What is required: Give back exactly the lines from the one holding "Serialize everything readable" to the last line of the entries, both included, and nothing more.

Task input:
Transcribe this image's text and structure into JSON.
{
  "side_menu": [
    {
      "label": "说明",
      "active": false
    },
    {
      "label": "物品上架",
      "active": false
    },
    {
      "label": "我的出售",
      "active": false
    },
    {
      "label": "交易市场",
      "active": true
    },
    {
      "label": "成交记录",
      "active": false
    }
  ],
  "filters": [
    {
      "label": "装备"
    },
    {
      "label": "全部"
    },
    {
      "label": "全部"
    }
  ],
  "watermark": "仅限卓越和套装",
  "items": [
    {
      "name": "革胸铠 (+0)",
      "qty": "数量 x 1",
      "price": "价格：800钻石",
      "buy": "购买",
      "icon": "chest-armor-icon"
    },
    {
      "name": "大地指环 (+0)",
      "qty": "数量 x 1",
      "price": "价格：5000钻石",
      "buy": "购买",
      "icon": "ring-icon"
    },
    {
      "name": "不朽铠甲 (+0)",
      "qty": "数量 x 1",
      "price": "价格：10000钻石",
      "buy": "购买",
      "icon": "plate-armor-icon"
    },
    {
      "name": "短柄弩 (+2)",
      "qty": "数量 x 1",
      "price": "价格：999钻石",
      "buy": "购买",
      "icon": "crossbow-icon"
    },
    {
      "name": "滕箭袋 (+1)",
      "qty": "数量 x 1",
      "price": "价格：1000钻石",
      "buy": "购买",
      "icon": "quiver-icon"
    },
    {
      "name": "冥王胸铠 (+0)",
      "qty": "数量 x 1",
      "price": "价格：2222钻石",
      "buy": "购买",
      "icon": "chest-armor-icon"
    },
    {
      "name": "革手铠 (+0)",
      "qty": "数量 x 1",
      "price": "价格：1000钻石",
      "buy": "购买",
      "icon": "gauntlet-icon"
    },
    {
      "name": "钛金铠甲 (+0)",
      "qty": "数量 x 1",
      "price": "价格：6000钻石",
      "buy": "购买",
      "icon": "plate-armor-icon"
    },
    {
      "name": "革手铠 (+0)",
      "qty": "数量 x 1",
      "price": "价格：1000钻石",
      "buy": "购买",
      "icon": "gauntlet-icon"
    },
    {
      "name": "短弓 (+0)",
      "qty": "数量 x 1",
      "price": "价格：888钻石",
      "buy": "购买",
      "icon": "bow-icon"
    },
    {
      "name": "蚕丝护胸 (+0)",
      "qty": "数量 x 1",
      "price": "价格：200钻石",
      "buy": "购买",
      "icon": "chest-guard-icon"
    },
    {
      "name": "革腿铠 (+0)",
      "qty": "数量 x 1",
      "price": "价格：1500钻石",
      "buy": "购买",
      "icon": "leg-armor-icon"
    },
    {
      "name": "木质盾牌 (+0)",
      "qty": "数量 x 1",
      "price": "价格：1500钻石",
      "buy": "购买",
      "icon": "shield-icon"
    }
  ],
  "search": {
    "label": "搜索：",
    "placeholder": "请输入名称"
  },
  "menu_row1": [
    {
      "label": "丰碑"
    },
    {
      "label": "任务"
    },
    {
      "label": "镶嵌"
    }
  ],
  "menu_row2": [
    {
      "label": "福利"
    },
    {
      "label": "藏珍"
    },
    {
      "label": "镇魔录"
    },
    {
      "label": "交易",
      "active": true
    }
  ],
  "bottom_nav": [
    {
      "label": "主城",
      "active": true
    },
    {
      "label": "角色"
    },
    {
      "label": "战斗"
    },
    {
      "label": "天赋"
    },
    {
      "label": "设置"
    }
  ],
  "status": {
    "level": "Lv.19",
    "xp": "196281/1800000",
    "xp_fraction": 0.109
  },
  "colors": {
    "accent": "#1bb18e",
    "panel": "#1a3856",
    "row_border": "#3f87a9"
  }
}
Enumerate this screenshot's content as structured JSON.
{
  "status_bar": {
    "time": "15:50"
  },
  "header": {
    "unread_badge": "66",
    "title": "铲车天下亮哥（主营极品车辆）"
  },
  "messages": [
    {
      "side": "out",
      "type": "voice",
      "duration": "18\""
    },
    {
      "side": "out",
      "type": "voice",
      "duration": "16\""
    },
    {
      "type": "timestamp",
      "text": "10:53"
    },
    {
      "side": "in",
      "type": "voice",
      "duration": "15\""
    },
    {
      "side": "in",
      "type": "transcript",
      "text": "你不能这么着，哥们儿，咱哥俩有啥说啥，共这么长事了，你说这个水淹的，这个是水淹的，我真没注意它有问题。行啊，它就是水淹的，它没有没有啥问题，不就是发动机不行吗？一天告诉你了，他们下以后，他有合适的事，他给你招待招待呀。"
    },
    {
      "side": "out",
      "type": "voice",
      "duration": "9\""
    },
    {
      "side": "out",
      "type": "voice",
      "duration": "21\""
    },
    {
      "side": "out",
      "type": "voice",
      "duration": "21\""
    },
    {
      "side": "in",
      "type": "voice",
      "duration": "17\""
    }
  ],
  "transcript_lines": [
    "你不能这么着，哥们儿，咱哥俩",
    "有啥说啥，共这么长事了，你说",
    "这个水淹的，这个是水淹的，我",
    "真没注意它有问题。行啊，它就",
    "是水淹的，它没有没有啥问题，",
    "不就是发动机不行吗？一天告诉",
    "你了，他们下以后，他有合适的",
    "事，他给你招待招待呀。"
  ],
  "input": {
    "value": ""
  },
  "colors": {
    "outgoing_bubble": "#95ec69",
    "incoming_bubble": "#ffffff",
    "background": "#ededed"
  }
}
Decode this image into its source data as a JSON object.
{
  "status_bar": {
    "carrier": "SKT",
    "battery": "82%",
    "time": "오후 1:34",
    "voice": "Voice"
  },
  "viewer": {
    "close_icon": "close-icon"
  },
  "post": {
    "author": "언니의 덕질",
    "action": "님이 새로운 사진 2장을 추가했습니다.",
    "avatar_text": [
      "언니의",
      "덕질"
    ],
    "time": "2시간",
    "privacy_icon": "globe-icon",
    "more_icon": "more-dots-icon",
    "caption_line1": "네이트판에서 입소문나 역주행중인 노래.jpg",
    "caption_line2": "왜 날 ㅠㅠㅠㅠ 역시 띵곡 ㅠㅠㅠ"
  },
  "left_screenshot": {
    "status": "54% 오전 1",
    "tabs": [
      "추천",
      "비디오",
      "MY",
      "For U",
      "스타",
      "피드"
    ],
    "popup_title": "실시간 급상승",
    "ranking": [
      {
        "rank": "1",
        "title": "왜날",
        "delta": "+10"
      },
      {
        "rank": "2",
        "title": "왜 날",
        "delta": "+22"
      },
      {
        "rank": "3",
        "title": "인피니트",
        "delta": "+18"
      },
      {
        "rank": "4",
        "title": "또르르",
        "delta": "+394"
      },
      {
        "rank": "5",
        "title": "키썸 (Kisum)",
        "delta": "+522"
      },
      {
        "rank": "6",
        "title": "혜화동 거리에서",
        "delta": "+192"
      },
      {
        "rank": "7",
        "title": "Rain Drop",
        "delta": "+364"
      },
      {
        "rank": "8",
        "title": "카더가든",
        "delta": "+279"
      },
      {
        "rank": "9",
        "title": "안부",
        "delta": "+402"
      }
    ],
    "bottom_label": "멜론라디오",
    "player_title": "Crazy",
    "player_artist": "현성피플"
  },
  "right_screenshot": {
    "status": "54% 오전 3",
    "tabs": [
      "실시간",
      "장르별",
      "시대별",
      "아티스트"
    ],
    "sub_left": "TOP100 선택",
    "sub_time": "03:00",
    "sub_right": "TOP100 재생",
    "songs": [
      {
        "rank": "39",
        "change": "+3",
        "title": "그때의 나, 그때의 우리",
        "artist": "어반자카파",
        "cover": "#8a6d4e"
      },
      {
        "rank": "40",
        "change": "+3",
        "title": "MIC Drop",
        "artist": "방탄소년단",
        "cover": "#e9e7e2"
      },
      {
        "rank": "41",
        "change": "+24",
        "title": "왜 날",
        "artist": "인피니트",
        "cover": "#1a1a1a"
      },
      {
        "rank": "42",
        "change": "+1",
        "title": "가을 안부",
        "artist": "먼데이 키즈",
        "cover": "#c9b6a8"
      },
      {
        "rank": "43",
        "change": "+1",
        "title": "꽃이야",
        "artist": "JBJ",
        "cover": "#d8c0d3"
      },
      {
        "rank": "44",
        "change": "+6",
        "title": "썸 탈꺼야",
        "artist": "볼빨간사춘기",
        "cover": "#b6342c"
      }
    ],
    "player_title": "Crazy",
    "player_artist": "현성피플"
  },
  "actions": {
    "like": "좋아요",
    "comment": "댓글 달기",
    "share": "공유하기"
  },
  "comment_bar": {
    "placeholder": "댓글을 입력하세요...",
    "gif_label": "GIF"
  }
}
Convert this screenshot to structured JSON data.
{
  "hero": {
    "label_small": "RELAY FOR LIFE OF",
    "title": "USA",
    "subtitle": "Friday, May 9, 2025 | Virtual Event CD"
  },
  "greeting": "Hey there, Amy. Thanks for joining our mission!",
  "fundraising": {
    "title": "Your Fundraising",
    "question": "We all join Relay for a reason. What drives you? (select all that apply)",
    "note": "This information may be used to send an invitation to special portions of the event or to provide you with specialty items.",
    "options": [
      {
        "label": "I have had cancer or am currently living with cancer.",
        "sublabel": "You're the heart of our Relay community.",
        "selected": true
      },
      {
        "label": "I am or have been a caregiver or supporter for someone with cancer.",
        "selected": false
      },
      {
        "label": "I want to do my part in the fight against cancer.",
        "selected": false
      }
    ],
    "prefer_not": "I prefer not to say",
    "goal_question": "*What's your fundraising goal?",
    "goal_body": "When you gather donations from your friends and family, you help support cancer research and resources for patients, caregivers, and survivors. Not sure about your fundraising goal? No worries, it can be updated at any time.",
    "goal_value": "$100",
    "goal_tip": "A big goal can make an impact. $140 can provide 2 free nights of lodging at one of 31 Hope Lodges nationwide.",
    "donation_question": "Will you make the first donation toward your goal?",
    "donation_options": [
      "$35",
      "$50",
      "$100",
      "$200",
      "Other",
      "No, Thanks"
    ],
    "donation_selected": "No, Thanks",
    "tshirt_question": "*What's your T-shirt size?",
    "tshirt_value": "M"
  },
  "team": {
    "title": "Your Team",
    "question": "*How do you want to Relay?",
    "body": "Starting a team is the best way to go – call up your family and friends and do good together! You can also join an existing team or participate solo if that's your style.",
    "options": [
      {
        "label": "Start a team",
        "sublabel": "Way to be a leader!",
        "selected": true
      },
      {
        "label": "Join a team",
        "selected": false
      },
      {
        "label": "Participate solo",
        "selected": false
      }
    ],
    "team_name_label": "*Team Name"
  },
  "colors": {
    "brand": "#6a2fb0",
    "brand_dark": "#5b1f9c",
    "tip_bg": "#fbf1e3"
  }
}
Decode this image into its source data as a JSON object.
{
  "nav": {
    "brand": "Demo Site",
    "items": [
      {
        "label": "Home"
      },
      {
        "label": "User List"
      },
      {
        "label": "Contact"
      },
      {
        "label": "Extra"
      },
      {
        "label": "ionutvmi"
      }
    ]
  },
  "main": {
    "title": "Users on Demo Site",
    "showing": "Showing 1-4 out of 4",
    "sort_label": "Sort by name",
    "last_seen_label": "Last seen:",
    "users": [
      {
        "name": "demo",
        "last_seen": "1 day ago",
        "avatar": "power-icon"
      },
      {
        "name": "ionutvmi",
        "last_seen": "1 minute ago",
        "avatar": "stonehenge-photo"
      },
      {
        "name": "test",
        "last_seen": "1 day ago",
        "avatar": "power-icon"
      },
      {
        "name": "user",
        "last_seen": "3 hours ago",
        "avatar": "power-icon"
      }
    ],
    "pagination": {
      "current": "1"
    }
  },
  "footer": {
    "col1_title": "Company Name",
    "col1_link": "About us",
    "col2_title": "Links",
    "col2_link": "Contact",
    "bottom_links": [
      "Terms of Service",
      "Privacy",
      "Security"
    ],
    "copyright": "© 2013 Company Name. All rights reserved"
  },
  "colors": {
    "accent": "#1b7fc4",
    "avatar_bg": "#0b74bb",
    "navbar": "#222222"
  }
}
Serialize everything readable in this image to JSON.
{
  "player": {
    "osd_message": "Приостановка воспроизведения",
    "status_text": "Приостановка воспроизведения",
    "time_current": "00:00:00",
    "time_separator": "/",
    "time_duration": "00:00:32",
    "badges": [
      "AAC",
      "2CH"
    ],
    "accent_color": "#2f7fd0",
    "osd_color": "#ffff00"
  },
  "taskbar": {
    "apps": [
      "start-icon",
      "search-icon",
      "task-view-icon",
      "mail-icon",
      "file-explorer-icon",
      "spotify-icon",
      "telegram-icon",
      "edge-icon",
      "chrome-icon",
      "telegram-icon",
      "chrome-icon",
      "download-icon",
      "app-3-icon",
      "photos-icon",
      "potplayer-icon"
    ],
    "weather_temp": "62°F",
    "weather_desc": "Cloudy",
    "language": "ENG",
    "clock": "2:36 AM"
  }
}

Task response:
Serialize everything readable in this image to JSON.
{
  "player": {
    "osd_message": "Приостановка воспроизведения",
    "status_text": "Приостановка воспроизведения",
    "time_current": "00:00:00",
    "time_separator": "/",
    "time_duration": "00:00:32",
    "badges": [
      "AAC",
      "2CH"
    ],
    "accent_color": "#2f7fd0",
    "osd_color": "#ffff00"
  },
  "taskbar": {
    "apps": [
      "start-icon",
      "search-icon",
      "task-view-icon",
      "mail-icon",
      "file-explorer-icon",
      "spotify-icon",
      "telegram-icon",
      "edge-icon",
      "chrome-icon",
      "telegram-icon",
      "chrome-icon",
      "download-icon",
      "app-3-icon",
      "photos-icon",
      "potplayer-icon"
    ],
    "weather_temp": "62°F",
    "weather_desc": "Cloudy",
    "language": "ENG",
    "clock": "2:36 AM"
  }
}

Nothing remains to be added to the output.